Around 50 people were feared dead after heavy rain lashed areas of western Japan beginning early Saturday, causing rivers to burst their banks and flood low-lying regions. Bad weather was preventing some rescue efforts, local officials said, with at least 13 people still unaccounted for. “Because of the heavy rain, we were forced to cancel some emergency flights of helicopters over the disaster zone,” Tsubasa Miyamoto, an official from the Kumamoto region, told AFP. Although the rain has eased from its peak, the floods washed away roads and bridges, leaving many in isolated communities cut off. A local firefighter in the western region of Kagoshima told AFP they had deployed boats to rescue 11 people, but conditions were making it hard to reach others stranded.

“Calls came from people telling us that they wanted to flee their home but they could not do it on their own,” he said. “Some roads are submerged and you cannot drive through them.”

In one of the hardest-hit areas, residents wrote out the words “rice, water, SOS” on the ground, while others waved towels and called for rescue and relief goods.

At a nursing home for the elderly, 14 people were feared dead when water from a nearby river inundated the ground floor, leaving those in wheelchairs unable to reach higher ground.

Emergency services, aided by locals in rafts, managed to rescue around 50 staff and residents from the facility, bringing them to safety by boat. Heavy rain is expected to continue through Tuesday afternoon and the Japan Meteorological Agency issued a non-compulsory evacuation order for around half a million people in southwestern Japan. Up to 250 millimetres (10 inches) of rain is expected in the 24-hour period through Tuesday morning in the southern part of Kyushu Island, which includes areas already hit hard by the flooding, the agency said.

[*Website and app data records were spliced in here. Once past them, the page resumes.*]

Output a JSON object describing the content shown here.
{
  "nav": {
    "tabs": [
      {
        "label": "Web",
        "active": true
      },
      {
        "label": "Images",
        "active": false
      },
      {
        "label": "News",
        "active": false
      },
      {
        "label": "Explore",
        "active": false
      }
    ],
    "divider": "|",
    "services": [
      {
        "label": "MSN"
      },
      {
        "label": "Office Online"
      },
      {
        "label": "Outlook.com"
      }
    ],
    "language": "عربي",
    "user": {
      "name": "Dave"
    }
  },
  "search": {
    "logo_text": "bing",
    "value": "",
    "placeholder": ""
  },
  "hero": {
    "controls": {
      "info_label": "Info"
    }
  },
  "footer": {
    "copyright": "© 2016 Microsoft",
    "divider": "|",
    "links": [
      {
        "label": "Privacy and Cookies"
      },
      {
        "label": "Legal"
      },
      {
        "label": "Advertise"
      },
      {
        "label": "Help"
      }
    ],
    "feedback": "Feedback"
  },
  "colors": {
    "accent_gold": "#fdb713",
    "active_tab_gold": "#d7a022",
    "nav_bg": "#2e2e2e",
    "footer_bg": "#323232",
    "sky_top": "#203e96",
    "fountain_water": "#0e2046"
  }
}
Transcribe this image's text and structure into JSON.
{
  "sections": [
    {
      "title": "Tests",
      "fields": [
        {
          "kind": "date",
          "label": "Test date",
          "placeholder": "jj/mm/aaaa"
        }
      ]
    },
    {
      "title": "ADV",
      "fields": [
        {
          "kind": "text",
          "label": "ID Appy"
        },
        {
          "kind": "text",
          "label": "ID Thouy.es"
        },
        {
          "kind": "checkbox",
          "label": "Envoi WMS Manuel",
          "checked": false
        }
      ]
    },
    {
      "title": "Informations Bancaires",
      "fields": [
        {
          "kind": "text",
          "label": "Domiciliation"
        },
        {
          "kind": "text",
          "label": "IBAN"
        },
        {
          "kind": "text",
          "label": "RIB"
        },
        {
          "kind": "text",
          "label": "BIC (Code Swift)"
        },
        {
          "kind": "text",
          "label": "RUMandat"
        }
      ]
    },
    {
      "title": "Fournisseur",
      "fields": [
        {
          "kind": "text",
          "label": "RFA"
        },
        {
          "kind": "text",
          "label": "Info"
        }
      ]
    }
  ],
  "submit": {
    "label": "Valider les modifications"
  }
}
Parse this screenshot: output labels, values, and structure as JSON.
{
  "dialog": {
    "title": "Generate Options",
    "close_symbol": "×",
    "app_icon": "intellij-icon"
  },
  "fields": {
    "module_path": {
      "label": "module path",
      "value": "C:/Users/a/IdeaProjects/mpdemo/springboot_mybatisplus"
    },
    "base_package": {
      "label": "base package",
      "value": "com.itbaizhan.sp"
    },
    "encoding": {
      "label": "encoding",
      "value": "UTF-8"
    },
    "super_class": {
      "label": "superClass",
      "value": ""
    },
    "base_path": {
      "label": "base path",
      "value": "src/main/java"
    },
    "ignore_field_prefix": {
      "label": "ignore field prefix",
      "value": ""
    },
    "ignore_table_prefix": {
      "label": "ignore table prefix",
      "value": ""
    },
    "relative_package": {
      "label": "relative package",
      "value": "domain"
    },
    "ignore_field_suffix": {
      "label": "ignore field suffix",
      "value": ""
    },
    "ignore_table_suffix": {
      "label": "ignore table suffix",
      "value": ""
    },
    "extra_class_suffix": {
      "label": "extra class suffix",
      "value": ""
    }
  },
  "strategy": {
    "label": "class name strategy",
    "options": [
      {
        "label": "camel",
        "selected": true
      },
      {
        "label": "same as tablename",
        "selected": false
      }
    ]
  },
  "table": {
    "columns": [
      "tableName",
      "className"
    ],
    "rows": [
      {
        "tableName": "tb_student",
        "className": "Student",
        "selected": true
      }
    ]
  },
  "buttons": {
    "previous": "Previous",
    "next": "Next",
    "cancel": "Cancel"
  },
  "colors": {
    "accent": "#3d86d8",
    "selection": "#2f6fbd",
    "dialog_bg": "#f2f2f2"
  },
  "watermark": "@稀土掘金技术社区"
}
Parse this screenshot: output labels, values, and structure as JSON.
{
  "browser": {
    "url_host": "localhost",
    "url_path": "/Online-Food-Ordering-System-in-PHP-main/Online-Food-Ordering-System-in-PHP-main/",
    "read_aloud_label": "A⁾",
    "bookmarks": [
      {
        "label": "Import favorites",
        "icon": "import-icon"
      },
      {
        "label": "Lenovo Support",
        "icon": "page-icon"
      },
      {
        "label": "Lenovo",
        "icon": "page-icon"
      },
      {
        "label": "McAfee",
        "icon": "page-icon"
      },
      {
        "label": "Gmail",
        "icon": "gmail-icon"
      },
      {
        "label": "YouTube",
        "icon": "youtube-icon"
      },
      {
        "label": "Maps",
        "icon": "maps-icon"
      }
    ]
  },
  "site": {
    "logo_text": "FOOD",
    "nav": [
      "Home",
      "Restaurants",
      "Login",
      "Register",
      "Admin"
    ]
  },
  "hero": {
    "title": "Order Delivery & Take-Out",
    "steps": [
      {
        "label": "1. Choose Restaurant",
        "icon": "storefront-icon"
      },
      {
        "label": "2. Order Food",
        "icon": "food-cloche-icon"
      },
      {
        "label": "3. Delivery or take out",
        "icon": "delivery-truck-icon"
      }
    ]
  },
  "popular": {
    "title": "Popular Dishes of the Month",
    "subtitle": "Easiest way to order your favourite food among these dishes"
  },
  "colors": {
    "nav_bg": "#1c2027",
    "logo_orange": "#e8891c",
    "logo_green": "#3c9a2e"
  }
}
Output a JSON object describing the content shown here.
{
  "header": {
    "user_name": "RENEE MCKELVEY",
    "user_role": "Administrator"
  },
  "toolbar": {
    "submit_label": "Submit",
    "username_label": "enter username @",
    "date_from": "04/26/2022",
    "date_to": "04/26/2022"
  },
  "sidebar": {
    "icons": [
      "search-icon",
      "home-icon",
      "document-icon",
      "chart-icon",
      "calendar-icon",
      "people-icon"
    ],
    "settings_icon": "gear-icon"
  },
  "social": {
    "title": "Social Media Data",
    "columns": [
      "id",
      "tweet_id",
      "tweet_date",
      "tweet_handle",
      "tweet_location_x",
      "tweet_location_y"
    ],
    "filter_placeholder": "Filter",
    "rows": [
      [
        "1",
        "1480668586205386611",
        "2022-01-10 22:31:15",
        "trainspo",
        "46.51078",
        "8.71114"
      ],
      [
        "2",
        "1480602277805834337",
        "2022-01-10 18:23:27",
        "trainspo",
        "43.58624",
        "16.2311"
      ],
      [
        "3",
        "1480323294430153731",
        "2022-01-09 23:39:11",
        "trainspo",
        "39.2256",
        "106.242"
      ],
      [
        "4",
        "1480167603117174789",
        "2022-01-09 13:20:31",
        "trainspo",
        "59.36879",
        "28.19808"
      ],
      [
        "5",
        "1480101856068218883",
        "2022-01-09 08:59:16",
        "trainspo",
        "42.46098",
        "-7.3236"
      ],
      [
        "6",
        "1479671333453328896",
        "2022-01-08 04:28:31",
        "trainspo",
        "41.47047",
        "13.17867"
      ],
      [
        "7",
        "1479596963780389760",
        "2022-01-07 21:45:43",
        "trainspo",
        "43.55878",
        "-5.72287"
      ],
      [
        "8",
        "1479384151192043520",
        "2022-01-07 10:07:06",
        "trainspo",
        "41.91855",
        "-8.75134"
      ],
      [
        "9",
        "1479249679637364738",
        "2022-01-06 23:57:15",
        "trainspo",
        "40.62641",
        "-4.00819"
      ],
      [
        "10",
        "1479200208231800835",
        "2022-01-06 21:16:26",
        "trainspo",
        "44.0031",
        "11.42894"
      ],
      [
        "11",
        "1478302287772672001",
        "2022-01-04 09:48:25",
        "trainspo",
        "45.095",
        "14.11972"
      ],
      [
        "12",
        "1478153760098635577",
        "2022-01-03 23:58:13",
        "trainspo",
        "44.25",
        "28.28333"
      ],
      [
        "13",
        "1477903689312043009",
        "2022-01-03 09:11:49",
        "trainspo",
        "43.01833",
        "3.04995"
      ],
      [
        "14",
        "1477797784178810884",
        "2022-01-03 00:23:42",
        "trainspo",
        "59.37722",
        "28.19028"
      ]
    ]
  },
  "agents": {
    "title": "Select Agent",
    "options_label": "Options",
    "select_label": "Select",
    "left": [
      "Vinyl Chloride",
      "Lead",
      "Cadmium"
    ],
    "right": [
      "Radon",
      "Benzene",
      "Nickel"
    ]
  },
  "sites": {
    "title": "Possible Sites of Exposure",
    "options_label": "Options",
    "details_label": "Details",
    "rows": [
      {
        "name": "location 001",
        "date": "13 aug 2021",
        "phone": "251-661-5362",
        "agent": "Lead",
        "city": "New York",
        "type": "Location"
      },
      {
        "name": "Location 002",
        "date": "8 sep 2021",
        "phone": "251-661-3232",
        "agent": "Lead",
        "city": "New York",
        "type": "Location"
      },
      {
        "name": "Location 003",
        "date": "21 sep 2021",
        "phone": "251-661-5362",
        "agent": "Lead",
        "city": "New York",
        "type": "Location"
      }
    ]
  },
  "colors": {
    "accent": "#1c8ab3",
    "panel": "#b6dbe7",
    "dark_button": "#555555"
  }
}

“It’s such a mess,” resident Hirotoshi Nishi told public broadcaster NHK as he swept debris from his mud-strewn front room. “Many pieces of wood came into my house. I don’t know what to do.” Hirokazu Kosaki, a 75-year-old bus driver in the town of Ashikita, told Jiji press: “It was nothing but water as far as I could see.”